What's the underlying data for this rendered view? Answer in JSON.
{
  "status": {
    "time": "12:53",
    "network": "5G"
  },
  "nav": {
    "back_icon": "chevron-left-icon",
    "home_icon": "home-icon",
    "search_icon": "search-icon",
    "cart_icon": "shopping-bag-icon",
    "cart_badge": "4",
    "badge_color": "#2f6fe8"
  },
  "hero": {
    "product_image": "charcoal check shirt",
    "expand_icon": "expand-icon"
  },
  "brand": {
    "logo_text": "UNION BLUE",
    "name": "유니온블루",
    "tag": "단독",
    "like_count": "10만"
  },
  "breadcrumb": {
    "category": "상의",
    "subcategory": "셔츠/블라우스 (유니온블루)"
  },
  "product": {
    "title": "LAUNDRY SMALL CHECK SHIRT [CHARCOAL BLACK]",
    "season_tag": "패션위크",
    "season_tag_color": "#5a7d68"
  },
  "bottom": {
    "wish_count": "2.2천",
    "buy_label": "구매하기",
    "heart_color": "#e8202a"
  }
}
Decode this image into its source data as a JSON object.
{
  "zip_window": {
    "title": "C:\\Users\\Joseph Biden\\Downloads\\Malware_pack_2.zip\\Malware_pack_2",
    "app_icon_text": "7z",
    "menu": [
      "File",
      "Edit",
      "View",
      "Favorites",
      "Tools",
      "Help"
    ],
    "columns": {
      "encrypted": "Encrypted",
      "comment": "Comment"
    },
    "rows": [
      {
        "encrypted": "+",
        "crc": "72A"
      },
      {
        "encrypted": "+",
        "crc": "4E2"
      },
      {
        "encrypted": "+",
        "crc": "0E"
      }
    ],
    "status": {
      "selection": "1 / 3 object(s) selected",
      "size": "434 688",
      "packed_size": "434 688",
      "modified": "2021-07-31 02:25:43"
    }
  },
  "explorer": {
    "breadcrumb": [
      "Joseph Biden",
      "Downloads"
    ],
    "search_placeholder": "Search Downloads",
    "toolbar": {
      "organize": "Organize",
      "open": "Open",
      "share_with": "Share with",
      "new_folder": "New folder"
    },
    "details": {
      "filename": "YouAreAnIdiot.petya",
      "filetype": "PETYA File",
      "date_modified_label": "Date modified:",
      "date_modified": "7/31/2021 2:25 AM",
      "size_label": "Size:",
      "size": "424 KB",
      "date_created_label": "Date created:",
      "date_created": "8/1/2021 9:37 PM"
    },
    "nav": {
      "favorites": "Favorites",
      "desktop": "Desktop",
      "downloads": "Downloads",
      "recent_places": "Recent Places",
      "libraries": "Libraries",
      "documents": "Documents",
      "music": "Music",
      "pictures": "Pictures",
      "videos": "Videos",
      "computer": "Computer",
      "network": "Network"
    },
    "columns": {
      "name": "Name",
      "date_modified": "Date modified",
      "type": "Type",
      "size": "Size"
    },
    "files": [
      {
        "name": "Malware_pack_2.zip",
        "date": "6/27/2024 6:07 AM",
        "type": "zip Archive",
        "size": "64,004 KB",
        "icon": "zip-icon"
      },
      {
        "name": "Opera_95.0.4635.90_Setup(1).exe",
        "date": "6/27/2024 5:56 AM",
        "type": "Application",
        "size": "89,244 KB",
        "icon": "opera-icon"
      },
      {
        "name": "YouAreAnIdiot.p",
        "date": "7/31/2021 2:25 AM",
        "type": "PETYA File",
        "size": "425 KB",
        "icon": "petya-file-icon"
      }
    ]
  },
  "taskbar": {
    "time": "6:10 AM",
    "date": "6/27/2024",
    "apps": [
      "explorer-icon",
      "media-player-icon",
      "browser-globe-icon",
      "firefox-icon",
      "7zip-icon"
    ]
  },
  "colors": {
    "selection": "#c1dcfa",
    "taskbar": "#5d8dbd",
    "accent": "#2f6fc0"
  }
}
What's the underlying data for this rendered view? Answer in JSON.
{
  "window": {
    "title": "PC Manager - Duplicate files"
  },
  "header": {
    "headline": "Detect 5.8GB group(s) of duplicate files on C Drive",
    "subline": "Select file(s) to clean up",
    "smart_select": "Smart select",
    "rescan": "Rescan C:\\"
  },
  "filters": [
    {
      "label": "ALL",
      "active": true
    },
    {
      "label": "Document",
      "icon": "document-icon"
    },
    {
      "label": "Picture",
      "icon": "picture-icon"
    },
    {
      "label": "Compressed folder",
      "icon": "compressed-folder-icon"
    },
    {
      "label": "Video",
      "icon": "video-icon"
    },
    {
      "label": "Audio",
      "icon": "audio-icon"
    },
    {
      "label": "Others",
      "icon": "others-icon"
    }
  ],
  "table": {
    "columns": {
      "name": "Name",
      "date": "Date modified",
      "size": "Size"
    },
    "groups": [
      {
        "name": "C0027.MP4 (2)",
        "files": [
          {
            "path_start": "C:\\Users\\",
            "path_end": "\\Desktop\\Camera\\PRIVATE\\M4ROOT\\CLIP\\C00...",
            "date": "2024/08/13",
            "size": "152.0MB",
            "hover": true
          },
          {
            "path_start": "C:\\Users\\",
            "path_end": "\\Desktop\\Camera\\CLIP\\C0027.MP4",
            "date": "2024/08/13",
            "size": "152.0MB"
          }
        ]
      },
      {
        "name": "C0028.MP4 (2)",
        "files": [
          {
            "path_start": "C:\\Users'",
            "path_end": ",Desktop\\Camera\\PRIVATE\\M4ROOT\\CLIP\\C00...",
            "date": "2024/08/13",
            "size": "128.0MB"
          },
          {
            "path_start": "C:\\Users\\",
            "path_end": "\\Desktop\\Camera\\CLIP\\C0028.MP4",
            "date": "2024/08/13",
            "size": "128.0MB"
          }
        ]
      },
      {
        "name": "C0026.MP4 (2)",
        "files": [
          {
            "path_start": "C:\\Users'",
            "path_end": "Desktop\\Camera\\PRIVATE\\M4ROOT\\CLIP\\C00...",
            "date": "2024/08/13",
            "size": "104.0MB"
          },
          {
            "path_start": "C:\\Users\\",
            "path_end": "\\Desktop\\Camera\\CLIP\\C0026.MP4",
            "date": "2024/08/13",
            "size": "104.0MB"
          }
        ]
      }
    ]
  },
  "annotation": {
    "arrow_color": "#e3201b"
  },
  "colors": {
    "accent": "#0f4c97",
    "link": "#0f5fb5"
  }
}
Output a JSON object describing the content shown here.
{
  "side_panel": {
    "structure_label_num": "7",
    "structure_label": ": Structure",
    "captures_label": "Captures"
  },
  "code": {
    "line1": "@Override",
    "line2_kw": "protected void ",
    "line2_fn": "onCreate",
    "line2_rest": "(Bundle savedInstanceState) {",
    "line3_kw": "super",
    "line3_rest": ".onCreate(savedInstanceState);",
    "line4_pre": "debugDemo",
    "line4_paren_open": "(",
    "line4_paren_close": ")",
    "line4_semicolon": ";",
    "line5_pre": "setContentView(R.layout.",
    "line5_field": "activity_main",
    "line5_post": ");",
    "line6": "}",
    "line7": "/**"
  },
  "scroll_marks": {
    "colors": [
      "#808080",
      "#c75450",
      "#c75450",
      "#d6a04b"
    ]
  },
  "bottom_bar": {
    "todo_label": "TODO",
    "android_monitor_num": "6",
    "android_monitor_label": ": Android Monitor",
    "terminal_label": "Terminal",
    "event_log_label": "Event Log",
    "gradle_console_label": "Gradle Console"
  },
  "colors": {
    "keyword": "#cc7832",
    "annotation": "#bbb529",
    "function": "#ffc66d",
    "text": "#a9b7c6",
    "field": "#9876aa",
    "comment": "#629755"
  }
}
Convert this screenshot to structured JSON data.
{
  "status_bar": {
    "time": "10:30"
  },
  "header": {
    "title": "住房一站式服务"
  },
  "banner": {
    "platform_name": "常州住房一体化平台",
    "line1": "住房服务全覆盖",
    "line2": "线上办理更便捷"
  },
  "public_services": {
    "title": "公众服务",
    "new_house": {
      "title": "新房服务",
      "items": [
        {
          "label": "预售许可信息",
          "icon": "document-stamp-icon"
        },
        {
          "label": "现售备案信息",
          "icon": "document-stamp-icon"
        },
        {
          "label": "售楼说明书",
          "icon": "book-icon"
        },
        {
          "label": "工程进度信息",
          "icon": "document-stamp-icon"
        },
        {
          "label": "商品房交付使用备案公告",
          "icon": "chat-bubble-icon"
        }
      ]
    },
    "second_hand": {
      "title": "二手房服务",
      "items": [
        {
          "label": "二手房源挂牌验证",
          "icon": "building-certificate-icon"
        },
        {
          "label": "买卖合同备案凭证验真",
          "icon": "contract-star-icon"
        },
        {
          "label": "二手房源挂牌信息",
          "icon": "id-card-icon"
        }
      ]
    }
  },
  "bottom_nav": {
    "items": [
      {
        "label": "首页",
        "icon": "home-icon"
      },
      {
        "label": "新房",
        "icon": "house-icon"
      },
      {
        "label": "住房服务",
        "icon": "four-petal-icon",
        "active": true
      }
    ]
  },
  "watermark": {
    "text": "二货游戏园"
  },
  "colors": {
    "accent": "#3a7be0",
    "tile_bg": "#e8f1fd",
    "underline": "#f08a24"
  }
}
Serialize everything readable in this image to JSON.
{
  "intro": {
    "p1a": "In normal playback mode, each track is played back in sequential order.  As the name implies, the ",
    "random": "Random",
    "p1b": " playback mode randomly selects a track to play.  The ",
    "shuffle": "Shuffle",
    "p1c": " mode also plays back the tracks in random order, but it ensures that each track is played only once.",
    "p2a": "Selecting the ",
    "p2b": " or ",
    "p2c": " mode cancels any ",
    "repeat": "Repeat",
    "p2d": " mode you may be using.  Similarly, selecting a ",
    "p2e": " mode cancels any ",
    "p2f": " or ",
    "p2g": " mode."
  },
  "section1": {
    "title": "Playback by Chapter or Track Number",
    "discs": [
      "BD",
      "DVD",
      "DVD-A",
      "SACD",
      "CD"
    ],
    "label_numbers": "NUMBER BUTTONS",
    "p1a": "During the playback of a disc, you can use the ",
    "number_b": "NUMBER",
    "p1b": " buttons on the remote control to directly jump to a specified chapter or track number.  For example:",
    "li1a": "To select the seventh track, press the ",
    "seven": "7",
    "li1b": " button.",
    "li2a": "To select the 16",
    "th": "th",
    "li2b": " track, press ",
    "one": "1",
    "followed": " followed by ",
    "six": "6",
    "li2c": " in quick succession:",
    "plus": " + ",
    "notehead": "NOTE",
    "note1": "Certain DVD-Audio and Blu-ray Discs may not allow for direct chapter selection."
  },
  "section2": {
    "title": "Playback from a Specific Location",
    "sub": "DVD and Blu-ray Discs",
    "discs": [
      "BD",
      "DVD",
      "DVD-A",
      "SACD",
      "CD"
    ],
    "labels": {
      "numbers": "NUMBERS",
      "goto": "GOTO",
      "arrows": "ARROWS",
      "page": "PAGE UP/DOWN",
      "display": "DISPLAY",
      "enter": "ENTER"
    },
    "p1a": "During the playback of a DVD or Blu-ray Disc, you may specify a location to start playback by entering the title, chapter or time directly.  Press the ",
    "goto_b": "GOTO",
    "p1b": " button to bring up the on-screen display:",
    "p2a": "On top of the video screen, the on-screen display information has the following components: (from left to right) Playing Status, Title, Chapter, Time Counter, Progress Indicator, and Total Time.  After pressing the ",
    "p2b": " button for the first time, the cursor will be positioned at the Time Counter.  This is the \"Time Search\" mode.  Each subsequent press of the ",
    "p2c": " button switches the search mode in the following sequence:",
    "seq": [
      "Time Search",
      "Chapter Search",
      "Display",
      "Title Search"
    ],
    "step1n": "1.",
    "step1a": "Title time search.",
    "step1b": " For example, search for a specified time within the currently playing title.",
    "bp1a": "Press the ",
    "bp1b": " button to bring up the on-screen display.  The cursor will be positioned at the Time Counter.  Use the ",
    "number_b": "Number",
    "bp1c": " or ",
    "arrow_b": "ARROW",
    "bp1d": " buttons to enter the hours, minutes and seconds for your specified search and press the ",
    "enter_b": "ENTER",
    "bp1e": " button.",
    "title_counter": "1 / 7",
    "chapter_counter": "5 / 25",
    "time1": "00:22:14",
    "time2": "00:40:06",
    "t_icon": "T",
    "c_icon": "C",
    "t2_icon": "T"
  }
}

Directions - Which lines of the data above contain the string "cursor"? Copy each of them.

Result of the exercise -
    "p2b": " button for the first time, the cursor will be positioned at the Time Counter.  This is the \"Time Search\" mode.  Each subsequent press of the ",
    "bp1b": " button to bring up the on-screen display.  The cursor will be positioned at the Time Counter.  Use the ",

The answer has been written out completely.